■ Problem to solve ■
In the records that follow, find each line with the word "JSON" and copy it.

++++++++

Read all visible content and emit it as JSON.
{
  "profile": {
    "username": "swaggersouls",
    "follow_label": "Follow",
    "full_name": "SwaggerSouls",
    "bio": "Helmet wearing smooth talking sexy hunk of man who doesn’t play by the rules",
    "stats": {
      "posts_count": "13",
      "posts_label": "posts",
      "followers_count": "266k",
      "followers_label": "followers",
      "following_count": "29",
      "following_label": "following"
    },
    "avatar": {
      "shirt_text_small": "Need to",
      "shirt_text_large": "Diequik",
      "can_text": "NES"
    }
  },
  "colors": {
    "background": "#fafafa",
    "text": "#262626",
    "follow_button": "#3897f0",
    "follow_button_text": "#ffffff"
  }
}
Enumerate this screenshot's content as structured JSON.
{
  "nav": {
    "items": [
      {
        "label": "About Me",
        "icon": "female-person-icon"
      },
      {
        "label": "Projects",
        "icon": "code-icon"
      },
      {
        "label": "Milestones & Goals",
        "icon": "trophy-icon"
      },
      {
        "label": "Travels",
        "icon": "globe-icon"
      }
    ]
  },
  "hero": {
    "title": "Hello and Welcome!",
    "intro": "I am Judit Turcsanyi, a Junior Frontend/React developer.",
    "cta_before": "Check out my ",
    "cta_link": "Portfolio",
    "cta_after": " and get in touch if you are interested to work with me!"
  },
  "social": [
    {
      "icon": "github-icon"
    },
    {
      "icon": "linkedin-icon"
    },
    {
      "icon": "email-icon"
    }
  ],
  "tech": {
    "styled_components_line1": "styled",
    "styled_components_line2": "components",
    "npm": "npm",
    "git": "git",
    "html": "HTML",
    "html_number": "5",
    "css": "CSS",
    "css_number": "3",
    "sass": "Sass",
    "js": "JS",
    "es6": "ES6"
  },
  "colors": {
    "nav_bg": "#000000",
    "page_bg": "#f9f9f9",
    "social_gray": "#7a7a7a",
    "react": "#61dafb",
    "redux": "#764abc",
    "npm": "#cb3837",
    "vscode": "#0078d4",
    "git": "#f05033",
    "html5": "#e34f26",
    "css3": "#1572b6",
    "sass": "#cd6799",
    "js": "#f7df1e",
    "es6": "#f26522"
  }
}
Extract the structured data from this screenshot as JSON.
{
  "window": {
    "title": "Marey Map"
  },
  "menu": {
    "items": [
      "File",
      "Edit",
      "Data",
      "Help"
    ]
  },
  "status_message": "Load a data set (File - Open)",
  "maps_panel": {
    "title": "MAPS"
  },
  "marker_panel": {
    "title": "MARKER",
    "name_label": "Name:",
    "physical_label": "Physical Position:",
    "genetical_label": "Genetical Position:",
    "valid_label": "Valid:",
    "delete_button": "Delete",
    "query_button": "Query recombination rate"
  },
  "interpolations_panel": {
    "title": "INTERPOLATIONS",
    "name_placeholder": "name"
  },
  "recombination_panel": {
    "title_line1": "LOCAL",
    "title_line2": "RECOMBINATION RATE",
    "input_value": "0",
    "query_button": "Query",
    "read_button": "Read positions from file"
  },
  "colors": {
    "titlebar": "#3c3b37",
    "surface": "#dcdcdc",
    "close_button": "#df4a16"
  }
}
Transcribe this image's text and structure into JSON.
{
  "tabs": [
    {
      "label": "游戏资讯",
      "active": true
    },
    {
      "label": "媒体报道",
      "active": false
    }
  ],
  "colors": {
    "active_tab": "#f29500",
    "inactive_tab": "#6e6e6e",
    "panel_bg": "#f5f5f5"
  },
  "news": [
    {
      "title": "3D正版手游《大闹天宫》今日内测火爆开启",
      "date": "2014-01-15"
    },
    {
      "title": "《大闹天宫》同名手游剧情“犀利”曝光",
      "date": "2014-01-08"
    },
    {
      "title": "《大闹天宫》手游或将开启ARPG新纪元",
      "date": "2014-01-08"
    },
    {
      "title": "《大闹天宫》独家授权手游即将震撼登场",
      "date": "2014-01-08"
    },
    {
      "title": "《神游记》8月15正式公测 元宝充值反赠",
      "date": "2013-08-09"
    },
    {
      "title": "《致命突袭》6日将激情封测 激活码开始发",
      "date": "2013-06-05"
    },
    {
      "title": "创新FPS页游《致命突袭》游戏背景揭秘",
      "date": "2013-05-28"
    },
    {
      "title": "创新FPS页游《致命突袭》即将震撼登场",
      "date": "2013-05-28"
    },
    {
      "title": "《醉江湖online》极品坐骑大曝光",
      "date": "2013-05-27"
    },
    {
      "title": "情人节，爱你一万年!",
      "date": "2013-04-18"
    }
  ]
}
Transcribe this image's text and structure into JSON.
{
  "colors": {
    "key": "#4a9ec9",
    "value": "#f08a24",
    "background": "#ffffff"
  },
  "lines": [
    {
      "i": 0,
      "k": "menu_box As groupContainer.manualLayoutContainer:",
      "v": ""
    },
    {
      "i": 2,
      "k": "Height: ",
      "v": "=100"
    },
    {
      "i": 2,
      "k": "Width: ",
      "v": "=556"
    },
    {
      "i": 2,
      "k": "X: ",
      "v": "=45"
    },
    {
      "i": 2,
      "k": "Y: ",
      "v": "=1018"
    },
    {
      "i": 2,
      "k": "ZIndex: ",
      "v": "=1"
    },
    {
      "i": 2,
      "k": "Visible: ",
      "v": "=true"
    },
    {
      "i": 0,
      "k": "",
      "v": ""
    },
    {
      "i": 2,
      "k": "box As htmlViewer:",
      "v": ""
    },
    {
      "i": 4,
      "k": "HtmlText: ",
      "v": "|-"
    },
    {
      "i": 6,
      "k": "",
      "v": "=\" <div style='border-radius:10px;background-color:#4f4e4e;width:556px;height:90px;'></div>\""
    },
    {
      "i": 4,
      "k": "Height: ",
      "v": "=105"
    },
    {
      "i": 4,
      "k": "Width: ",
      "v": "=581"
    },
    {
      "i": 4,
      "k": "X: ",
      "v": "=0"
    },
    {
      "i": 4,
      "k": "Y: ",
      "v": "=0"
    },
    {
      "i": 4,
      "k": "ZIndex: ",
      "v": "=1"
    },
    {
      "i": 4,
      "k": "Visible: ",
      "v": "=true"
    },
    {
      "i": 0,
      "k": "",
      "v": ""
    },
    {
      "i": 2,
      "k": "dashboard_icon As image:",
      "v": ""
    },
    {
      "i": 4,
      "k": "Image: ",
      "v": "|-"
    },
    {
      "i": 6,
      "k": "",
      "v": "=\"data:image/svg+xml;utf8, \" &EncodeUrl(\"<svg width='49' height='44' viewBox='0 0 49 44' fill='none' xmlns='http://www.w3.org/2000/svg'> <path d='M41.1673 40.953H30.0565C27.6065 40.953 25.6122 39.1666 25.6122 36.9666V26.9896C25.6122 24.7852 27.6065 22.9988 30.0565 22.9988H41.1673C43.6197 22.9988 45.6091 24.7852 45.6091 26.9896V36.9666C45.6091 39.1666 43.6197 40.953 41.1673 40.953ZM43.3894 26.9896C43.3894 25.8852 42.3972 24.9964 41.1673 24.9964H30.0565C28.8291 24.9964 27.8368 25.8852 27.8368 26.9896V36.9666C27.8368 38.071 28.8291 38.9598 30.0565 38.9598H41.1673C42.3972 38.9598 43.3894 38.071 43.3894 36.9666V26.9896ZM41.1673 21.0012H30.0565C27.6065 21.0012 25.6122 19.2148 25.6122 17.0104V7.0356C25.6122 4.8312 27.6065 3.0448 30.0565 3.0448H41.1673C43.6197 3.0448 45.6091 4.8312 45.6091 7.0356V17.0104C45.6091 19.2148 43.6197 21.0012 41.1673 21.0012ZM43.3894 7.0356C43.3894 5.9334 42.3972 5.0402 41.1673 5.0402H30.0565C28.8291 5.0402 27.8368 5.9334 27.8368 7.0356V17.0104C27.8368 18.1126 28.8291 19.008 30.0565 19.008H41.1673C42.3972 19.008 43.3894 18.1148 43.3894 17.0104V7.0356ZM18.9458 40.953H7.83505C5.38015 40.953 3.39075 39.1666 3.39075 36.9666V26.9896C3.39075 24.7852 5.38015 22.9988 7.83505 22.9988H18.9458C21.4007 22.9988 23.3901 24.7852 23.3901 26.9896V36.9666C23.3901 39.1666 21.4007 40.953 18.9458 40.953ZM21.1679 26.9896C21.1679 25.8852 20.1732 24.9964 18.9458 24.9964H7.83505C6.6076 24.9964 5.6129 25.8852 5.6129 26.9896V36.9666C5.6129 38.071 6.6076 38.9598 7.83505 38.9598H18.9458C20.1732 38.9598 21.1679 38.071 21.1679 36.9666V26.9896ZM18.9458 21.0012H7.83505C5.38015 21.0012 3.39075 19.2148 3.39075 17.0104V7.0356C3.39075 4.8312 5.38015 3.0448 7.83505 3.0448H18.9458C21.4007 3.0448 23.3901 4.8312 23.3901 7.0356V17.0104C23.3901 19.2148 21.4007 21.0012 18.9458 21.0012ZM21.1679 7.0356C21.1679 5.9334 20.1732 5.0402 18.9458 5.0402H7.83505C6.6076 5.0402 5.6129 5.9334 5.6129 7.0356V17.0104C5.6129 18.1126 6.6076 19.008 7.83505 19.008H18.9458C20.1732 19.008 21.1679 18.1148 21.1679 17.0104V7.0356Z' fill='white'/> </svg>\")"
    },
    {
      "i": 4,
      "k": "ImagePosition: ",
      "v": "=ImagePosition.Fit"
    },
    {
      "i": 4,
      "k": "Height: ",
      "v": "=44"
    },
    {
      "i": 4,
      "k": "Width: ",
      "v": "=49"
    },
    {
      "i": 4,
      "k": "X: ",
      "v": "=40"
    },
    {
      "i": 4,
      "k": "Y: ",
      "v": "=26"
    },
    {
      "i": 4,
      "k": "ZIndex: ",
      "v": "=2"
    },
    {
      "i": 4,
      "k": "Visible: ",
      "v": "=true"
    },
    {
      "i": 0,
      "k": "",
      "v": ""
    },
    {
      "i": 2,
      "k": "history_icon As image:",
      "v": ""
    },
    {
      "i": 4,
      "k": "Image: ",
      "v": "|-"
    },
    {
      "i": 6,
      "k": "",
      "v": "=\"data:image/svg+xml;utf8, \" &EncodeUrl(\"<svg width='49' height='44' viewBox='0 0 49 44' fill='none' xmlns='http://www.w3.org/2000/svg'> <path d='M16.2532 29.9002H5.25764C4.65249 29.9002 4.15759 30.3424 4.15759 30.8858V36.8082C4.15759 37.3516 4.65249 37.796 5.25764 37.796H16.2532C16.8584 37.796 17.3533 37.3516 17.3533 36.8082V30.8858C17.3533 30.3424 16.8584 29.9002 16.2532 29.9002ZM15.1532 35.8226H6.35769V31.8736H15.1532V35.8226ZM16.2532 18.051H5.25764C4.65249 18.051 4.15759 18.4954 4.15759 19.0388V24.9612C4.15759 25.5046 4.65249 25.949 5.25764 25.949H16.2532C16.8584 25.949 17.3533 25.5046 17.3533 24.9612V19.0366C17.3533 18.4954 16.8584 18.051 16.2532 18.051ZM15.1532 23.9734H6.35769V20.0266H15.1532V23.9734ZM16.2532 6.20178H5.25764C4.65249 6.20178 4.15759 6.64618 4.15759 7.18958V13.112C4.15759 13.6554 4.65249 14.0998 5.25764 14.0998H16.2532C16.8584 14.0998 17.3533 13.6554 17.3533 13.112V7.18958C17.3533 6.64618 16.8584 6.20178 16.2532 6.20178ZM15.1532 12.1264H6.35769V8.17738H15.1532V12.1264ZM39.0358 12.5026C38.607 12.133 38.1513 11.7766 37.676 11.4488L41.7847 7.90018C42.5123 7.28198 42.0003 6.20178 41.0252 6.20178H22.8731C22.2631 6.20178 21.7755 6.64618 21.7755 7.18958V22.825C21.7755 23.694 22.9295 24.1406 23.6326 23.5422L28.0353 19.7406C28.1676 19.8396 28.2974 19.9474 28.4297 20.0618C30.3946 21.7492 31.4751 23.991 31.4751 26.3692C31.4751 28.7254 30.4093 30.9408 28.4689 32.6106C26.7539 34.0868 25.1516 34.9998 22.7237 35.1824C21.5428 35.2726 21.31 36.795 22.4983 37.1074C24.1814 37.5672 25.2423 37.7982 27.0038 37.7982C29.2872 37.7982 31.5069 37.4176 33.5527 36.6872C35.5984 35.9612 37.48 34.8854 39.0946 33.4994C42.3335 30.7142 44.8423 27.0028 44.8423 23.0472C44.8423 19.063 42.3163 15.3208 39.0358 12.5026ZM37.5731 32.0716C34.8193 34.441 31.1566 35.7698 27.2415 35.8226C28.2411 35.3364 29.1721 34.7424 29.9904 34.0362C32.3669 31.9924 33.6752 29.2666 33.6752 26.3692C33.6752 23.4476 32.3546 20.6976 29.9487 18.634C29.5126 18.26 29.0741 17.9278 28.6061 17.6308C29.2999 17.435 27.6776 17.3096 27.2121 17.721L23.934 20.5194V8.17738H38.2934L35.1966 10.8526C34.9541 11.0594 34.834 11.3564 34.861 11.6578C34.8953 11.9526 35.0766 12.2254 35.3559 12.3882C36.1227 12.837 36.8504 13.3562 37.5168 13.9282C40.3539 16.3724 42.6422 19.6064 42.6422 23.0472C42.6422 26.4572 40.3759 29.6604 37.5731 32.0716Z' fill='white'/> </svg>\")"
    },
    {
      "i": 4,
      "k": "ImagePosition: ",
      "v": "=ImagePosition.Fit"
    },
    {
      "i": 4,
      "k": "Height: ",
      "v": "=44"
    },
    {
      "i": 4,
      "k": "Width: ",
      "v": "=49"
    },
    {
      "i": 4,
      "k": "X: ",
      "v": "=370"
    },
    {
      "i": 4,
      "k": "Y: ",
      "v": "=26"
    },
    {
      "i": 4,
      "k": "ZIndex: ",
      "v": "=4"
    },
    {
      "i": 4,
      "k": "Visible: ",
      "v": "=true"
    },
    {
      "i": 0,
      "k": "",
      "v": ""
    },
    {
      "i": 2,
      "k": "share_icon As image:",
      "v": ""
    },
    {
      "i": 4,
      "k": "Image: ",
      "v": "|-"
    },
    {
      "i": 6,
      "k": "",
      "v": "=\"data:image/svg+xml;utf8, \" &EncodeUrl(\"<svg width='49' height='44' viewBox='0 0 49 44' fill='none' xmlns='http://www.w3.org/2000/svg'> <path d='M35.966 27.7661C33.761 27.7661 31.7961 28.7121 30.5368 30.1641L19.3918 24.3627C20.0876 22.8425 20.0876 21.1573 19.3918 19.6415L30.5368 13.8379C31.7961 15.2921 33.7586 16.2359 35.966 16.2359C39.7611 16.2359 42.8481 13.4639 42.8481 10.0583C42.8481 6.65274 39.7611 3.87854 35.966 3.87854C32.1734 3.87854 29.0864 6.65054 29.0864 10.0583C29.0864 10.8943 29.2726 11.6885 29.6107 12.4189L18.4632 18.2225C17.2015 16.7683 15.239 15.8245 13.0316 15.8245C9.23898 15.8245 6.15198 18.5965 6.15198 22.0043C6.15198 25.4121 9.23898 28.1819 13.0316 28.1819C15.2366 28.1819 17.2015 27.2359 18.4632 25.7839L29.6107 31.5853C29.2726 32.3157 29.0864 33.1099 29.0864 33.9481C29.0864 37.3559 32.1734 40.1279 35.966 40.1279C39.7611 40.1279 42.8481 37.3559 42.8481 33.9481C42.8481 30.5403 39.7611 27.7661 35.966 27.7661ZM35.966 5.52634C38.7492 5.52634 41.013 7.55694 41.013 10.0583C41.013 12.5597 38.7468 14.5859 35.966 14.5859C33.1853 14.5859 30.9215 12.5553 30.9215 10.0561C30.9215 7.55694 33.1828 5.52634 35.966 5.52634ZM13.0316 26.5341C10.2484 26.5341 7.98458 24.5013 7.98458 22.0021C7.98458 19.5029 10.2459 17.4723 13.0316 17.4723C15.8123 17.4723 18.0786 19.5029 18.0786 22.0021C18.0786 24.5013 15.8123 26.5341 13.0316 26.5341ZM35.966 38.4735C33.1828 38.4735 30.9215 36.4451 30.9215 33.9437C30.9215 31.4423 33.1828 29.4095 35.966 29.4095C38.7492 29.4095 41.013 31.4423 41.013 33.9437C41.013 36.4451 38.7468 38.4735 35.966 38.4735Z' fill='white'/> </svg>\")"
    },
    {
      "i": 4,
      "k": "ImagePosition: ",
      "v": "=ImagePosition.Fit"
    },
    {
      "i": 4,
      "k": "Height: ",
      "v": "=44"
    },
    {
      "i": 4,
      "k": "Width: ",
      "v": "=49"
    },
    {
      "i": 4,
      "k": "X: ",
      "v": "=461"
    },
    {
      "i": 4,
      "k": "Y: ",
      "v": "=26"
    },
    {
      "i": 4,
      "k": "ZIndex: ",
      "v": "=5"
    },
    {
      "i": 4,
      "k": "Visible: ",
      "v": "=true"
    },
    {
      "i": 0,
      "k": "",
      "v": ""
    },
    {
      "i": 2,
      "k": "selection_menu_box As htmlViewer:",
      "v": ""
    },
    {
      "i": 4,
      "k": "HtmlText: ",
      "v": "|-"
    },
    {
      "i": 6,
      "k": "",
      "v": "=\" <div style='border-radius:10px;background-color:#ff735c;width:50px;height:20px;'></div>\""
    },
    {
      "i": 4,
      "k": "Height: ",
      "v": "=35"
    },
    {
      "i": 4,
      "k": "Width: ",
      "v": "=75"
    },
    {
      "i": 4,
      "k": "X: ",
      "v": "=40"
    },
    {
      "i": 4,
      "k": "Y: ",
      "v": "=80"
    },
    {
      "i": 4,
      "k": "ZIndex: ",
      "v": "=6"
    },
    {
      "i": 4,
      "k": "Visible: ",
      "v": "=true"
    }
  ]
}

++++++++

■ Completed exercise ■
Read all visible content and emit it as JSON.
Enumerate this screenshot's content as structured JSON.
Extract the structured data from this screenshot as JSON.
Transcribe this image's text and structure into JSON.
Transcribe this image's text and structure into JSON.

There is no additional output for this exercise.